Top of Provided entries

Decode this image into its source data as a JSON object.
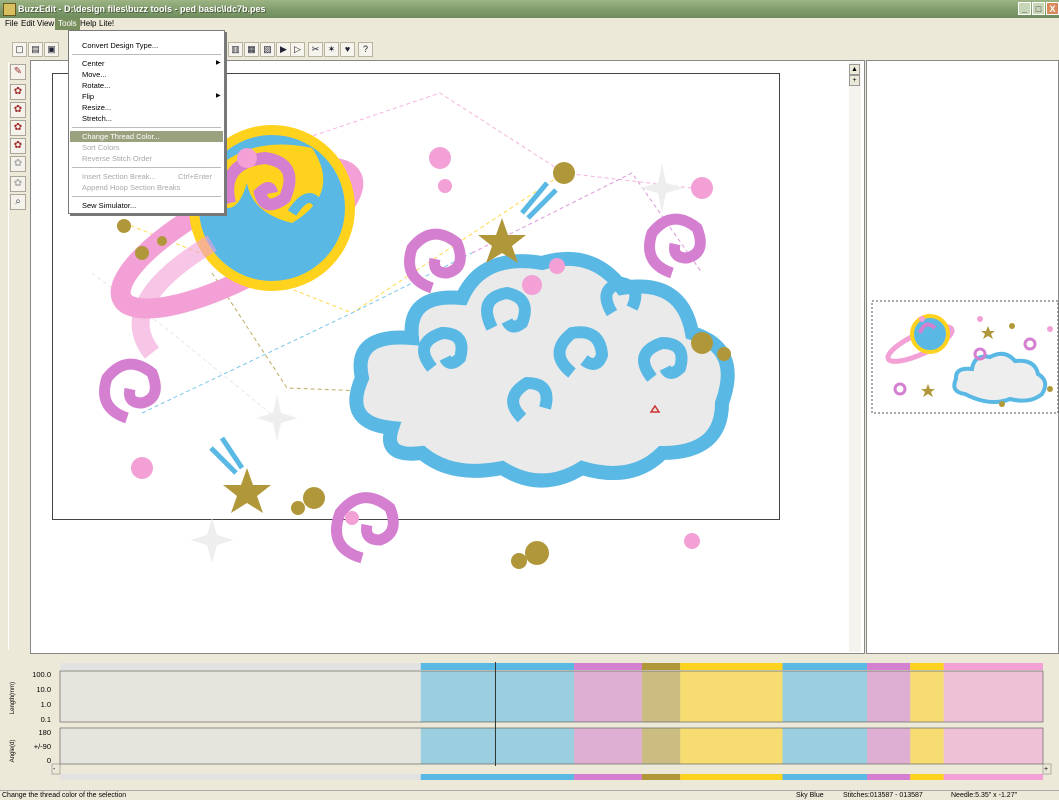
{
  "title_bar": {
    "title": "BuzzEdit - D:\\design files\\buzz tools - ped basic\\ldc7b.pes",
    "minimize": "_",
    "maximize": "□",
    "close": "X"
  },
  "menu": {
    "file": "File",
    "edit": "Edit",
    "view": "View",
    "tools": "Tools",
    "help": "Help",
    "lite": "Lite!"
  },
  "tools_menu": {
    "convert": "Convert Design Type...",
    "center": "Center",
    "move": "Move...",
    "rotate": "Rotate...",
    "flip": "Flip",
    "resize": "Resize...",
    "stretch": "Stretch...",
    "change_thread_color": "Change Thread Color...",
    "sort_colors": "Sort Colors",
    "reverse_stitch": "Reverse Stitch Order",
    "insert_section": "Insert Section Break...",
    "insert_shortcut": "Ctrl+Enter",
    "append_hoop": "Append Hoop Section Breaks",
    "sew_simulator": "Sew Simulator..."
  },
  "graph": {
    "length_label": "Length(mm)",
    "angle_label": "Angle(d)",
    "length_ticks": [
      "100.0",
      "10.0",
      "1.0",
      "0.1"
    ],
    "angle_ticks": [
      "180",
      "+/-90",
      "0"
    ],
    "color_segments": [
      {
        "color": "#e2e2e2",
        "fraction": 0.367
      },
      {
        "color": "#5ab8e4",
        "fraction": 0.156
      },
      {
        "color": "#d47fcf",
        "fraction": 0.069
      },
      {
        "color": "#b0983a",
        "fraction": 0.039
      },
      {
        "color": "#ffd21e",
        "fraction": 0.104
      },
      {
        "color": "#5ab8e4",
        "fraction": 0.086
      },
      {
        "color": "#d47fcf",
        "fraction": 0.044
      },
      {
        "color": "#ffd21e",
        "fraction": 0.034
      },
      {
        "color": "#f2a0d6",
        "fraction": 0.101
      }
    ],
    "cursor_position": 0.443
  },
  "status": {
    "message": "Change the thread color of the selection",
    "color_name": "Sky Blue",
    "stitches": "Stitches:013587 - 013587",
    "needle": "Needle:5.35\" x -1.27\""
  },
  "colors": {
    "pink": "#f2a0d6",
    "violet": "#d47fcf",
    "blue": "#5ab8e4",
    "yellow": "#ffd21e",
    "gold": "#b0983a",
    "grey": "#e2e2e2"
  }
}
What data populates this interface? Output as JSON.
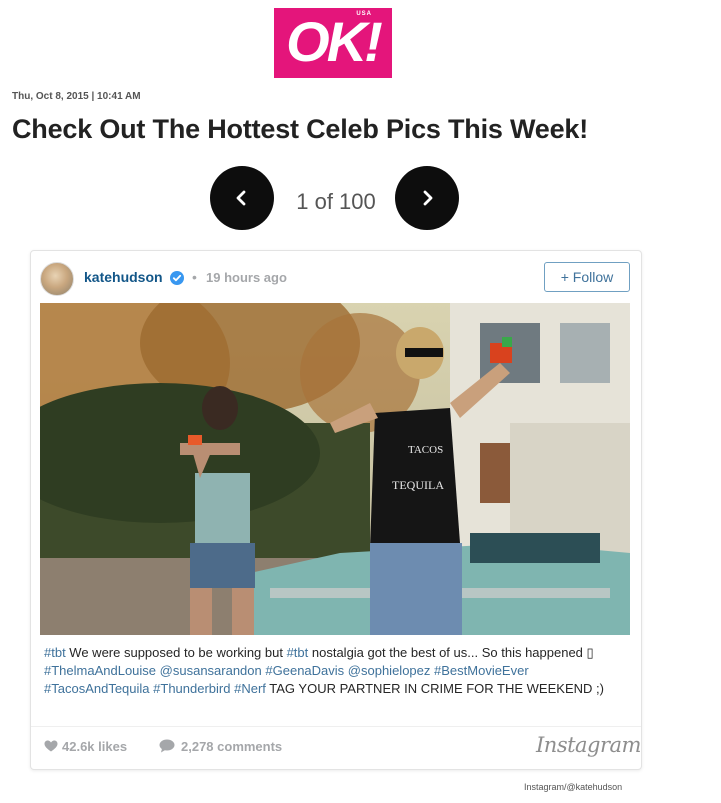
{
  "logo": {
    "text": "OK!",
    "edition": "USA"
  },
  "article": {
    "dateline": "Thu, Oct 8, 2015 | 10:41 AM",
    "title": "Check Out The Hottest Celeb Pics This Week!"
  },
  "gallery": {
    "counter": "1 of 100",
    "prev_icon": "chevron-left-icon",
    "next_icon": "chevron-right-icon"
  },
  "post": {
    "username": "katehudson",
    "time_ago": "19 hours ago",
    "follow_label": "+ Follow",
    "caption": [
      {
        "text": "#tbt",
        "tag": true
      },
      {
        "text": " We were supposed to be working but ",
        "tag": false
      },
      {
        "text": "#tbt",
        "tag": true
      },
      {
        "text": " nostalgia got the best of us... So this happened ",
        "tag": false
      },
      {
        "text": "▯",
        "tag": false
      },
      {
        "text": " ",
        "tag": false
      },
      {
        "text": "#ThelmaAndLouise",
        "tag": true
      },
      {
        "text": " ",
        "tag": false
      },
      {
        "text": "@susansarandon",
        "tag": true
      },
      {
        "text": " ",
        "tag": false
      },
      {
        "text": "#GeenaDavis",
        "tag": true
      },
      {
        "text": " ",
        "tag": false
      },
      {
        "text": "@sophielopez",
        "tag": true
      },
      {
        "text": " ",
        "tag": false
      },
      {
        "text": "#BestMovieEver",
        "tag": true
      },
      {
        "text": " ",
        "tag": false
      },
      {
        "text": "#TacosAndTequila",
        "tag": true
      },
      {
        "text": " ",
        "tag": false
      },
      {
        "text": "#Thunderbird",
        "tag": true
      },
      {
        "text": " ",
        "tag": false
      },
      {
        "text": "#Nerf",
        "tag": true
      },
      {
        "text": " TAG YOUR PARTNER IN CRIME FOR THE WEEKEND ;)",
        "tag": false
      }
    ],
    "likes": "42.6k likes",
    "comments": "2,278 comments",
    "platform": "Instagram",
    "shirt_text_1": "TACOS",
    "shirt_text_2": "TEQUILA"
  },
  "credit": "Instagram/@katehudson",
  "colors": {
    "brand_pink": "#e4157b",
    "link_blue": "#3f729b",
    "username_blue": "#125688",
    "muted_gray": "#a5a7aa"
  }
}
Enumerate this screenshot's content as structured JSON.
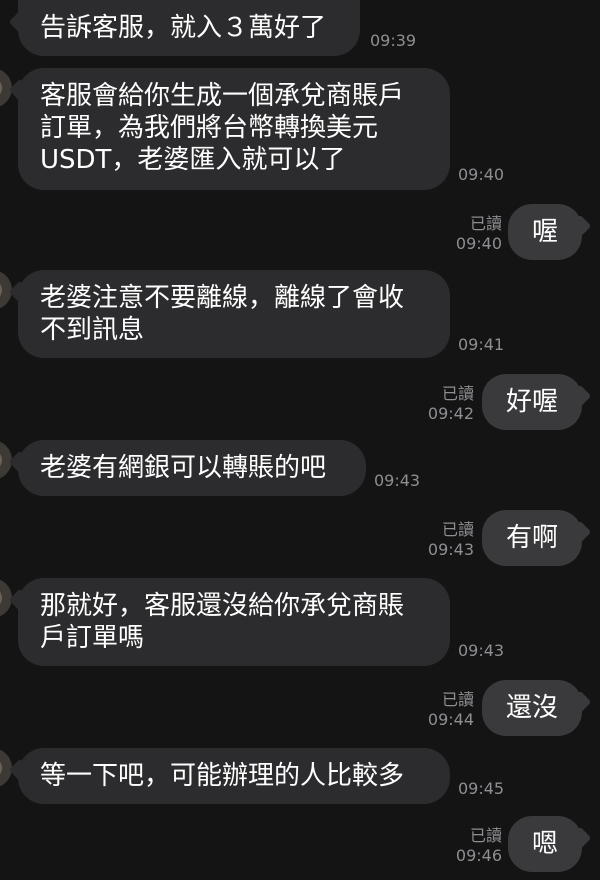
{
  "messages": [
    {
      "text": "告訴客服，就入３萬好了",
      "time": "09:39"
    },
    {
      "text": "客服會給你生成一個承兌商賬戶\n訂單，為我們將台幣轉換美元\nUSDT，老婆匯入就可以了",
      "time": "09:40"
    },
    {
      "text": "喔",
      "time": "09:40",
      "read": "已讀"
    },
    {
      "text": "老婆注意不要離線，離線了會收\n不到訊息",
      "time": "09:41"
    },
    {
      "text": "好喔",
      "time": "09:42",
      "read": "已讀"
    },
    {
      "text": "老婆有網銀可以轉賬的吧",
      "time": "09:43"
    },
    {
      "text": "有啊",
      "time": "09:43",
      "read": "已讀"
    },
    {
      "text": "那就好，客服還沒給你承兌商賬\n戶訂單嗎",
      "time": "09:43"
    },
    {
      "text": "還沒",
      "time": "09:44",
      "read": "已讀"
    },
    {
      "text": "等一下吧，可能辦理的人比較多",
      "time": "09:45"
    },
    {
      "text": "嗯",
      "time": "09:46",
      "read": "已讀"
    }
  ]
}
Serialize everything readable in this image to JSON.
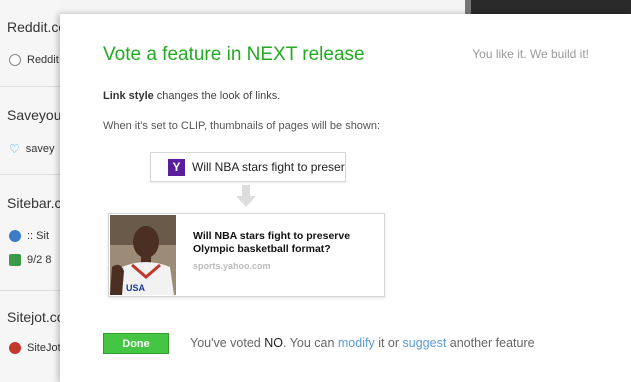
{
  "sidebar": {
    "groups": [
      {
        "title": "Reddit.com",
        "items": [
          {
            "label": "Reddit",
            "icon": "reddit-alien-icon"
          }
        ]
      },
      {
        "title": "Saveyourl",
        "items": [
          {
            "label": "savey",
            "icon": "heart-icon"
          }
        ]
      },
      {
        "title": "Sitebar.com",
        "items": [
          {
            "label": ":: Sit",
            "icon": "globe-icon"
          },
          {
            "label": "9/2 8",
            "icon": "puzzle-icon"
          }
        ]
      },
      {
        "title": "Sitejot.com",
        "items": [
          {
            "label": "SiteJot",
            "icon": "sitejot-icon"
          }
        ]
      }
    ]
  },
  "dialog": {
    "title": "Vote a feature in NEXT release",
    "tagline": "You like it. We build it!",
    "desc_bold": "Link style",
    "desc_rest": " changes the look of links.",
    "desc2": "When it's set to CLIP, thumbnails of pages will be shown:",
    "link_example": {
      "logo": "Y",
      "text": "Will NBA stars fight to preser"
    },
    "clip_example": {
      "title": "Will NBA stars fight to preserve Olympic basketball format?",
      "source": "sports.yahoo.com",
      "jersey": "USA"
    },
    "done_label": "Done",
    "status": {
      "prefix": "You've voted ",
      "vote": "NO",
      "middle": ". You can ",
      "modify": "modify",
      "or": " it or ",
      "suggest": "suggest",
      "suffix": " another feature"
    }
  }
}
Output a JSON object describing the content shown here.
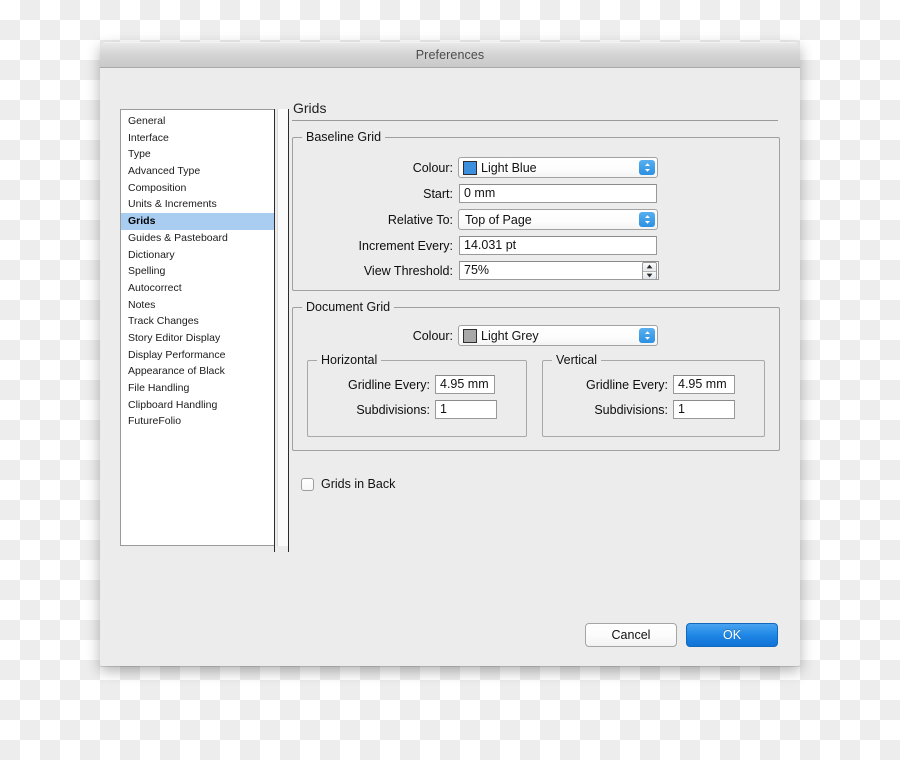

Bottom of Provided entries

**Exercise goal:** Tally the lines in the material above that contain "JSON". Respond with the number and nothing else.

**Output below:** 5